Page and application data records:

=== Section Start ===

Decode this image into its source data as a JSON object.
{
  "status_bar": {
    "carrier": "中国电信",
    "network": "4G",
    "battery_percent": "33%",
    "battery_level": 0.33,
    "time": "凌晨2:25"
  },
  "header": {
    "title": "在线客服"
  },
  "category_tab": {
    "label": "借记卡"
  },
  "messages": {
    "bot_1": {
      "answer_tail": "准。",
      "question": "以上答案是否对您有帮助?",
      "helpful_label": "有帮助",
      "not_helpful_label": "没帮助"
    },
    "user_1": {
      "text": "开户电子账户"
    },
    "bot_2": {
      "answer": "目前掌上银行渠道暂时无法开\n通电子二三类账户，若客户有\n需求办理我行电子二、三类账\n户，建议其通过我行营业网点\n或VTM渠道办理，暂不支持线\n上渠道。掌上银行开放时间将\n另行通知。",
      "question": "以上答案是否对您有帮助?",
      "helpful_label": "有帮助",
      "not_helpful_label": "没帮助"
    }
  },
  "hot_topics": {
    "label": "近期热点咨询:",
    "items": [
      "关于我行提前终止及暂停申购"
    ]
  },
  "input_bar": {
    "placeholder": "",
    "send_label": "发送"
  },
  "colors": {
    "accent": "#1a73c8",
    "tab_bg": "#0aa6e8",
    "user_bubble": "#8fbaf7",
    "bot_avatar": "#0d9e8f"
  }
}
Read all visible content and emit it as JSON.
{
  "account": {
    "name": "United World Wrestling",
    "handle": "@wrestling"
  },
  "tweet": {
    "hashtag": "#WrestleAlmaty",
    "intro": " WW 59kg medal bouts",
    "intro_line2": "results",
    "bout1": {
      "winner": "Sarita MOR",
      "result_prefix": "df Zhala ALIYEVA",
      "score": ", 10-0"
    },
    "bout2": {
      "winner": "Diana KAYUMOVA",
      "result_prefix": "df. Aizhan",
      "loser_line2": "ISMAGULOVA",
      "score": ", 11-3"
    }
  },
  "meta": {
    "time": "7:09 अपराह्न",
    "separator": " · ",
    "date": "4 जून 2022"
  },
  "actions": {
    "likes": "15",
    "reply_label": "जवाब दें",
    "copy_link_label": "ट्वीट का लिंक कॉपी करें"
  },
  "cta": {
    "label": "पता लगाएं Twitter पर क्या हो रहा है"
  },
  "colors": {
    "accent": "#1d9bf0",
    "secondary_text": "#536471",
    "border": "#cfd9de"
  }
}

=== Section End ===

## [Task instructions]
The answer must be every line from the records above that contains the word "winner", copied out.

## [Solution]
      "winner": "Sarita MOR",
      "winner": "Diana KAYUMOVA",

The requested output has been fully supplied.